**What is being asked**
Nothing in the entries may be altered; copy them all exactly.

**Records provided**

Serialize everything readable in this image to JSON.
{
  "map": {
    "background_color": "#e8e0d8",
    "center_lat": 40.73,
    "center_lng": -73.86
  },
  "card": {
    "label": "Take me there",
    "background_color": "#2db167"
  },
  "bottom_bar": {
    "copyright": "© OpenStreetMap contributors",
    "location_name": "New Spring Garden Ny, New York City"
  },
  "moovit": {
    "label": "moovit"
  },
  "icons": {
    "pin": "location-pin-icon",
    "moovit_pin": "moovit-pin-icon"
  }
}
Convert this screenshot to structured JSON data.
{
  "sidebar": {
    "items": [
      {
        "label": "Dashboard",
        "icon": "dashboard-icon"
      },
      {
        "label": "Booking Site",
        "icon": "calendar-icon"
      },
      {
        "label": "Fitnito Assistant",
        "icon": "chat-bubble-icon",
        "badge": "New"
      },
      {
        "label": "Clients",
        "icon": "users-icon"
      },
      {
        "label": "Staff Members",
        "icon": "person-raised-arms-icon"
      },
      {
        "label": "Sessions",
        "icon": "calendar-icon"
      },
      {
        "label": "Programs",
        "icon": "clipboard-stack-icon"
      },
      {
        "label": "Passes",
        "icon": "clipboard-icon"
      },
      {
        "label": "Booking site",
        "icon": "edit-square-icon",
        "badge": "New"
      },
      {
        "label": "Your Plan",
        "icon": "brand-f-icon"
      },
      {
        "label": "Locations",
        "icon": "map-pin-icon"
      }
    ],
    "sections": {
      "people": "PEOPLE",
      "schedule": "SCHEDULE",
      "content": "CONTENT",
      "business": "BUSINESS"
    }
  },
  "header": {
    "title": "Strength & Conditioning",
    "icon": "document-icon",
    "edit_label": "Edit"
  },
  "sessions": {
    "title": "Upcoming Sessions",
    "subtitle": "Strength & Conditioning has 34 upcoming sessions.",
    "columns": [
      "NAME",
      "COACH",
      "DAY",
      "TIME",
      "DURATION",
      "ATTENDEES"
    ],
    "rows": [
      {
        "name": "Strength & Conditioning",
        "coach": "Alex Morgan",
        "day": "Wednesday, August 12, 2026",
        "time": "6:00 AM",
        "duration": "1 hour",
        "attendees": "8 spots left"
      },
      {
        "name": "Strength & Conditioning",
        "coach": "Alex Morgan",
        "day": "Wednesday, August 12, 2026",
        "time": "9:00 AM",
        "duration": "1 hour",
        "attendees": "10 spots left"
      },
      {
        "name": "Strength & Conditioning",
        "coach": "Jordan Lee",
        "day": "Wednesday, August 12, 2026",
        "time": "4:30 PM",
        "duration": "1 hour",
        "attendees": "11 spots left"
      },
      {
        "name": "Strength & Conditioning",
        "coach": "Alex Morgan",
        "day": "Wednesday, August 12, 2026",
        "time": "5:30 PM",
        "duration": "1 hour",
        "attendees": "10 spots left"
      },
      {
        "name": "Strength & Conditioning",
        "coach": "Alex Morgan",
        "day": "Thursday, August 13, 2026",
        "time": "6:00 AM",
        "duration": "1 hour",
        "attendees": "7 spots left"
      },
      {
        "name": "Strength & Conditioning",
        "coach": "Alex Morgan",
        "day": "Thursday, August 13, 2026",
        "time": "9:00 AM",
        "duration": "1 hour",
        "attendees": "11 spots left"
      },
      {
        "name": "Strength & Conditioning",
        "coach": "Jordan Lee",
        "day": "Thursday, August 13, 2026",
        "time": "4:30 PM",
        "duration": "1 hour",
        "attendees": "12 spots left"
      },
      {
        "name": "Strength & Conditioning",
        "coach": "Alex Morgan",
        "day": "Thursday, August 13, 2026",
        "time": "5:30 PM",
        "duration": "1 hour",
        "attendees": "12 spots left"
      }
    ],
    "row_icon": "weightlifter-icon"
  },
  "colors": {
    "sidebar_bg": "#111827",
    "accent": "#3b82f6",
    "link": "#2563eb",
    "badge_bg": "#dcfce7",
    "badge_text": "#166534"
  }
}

**Solved problem**
Serialize everything readable in this image to JSON.
{
  "map": {
    "background_color": "#e8e0d8",
    "center_lat": 40.73,
    "center_lng": -73.86
  },
  "card": {
    "label": "Take me there",
    "background_color": "#2db167"
  },
  "bottom_bar": {
    "copyright": "© OpenStreetMap contributors",
    "location_name": "New Spring Garden Ny, New York City"
  },
  "moovit": {
    "label": "moovit"
  },
  "icons": {
    "pin": "location-pin-icon",
    "moovit_pin": "moovit-pin-icon"
  }
}
Convert this screenshot to structured JSON data.
{
  "sidebar": {
    "items": [
      {
        "label": "Dashboard",
        "icon": "dashboard-icon"
      },
      {
        "label": "Booking Site",
        "icon": "calendar-icon"
      },
      {
        "label": "Fitnito Assistant",
        "icon": "chat-bubble-icon",
        "badge": "New"
      },
      {
        "label": "Clients",
        "icon": "users-icon"
      },
      {
        "label": "Staff Members",
        "icon": "person-raised-arms-icon"
      },
      {
        "label": "Sessions",
        "icon": "calendar-icon"
      },
      {
        "label": "Programs",
        "icon": "clipboard-stack-icon"
      },
      {
        "label": "Passes",
        "icon": "clipboard-icon"
      },
      {
        "label": "Booking site",
        "icon": "edit-square-icon",
        "badge": "New"
      },
      {
        "label": "Your Plan",
        "icon": "brand-f-icon"
      },
      {
        "label": "Locations",
        "icon": "map-pin-icon"
      }
    ],
    "sections": {
      "people": "PEOPLE",
      "schedule": "SCHEDULE",
      "content": "CONTENT",
      "business": "BUSINESS"
    }
  },
  "header": {
    "title": "Strength & Conditioning",
    "icon": "document-icon",
    "edit_label": "Edit"
  },
  "sessions": {
    "title": "Upcoming Sessions",
    "subtitle": "Strength & Conditioning has 34 upcoming sessions.",
    "columns": [
      "NAME",
      "COACH",
      "DAY",
      "TIME",
      "DURATION",
      "ATTENDEES"
    ],
    "rows": [
      {
        "name": "Strength & Conditioning",
        "coach": "Alex Morgan",
        "day": "Wednesday, August 12, 2026",
        "time": "6:00 AM",
        "duration": "1 hour",
        "attendees": "8 spots left"
      },
      {
        "name": "Strength & Conditioning",
        "coach": "Alex Morgan",
        "day": "Wednesday, August 12, 2026",
        "time": "9:00 AM",
        "duration": "1 hour",
        "attendees": "10 spots left"
      },
      {
        "name": "Strength & Conditioning",
        "coach": "Jordan Lee",
        "day": "Wednesday, August 12, 2026",
        "time": "4:30 PM",
        "duration": "1 hour",
        "attendees": "11 spots left"
      },
      {
        "name": "Strength & Conditioning",
        "coach": "Alex Morgan",
        "day": "Wednesday, August 12, 2026",
        "time": "5:30 PM",
        "duration": "1 hour",
        "attendees": "10 spots left"
      },
      {
        "name": "Strength & Conditioning",
        "coach": "Alex Morgan",
        "day": "Thursday, August 13, 2026",
        "time": "6:00 AM",
        "duration": "1 hour",
        "attendees": "7 spots left"
      },
      {
        "name": "Strength & Conditioning",
        "coach": "Alex Morgan",
        "day": "Thursday, August 13, 2026",
        "time": "9:00 AM",
        "duration": "1 hour",
        "attendees": "11 spots left"
      },
      {
        "name": "Strength & Conditioning",
        "coach": "Jordan Lee",
        "day": "Thursday, August 13, 2026",
        "time": "4:30 PM",
        "duration": "1 hour",
        "attendees": "12 spots left"
      },
      {
        "name": "Strength & Conditioning",
        "coach": "Alex Morgan",
        "day": "Thursday, August 13, 2026",
        "time": "5:30 PM",
        "duration": "1 hour",
        "attendees": "12 spots left"
      }
    ],
    "row_icon": "weightlifter-icon"
  },
  "colors": {
    "sidebar_bg": "#111827",
    "accent": "#3b82f6",
    "link": "#2563eb",
    "badge_bg": "#dcfce7",
    "badge_text": "#166534"
  }
}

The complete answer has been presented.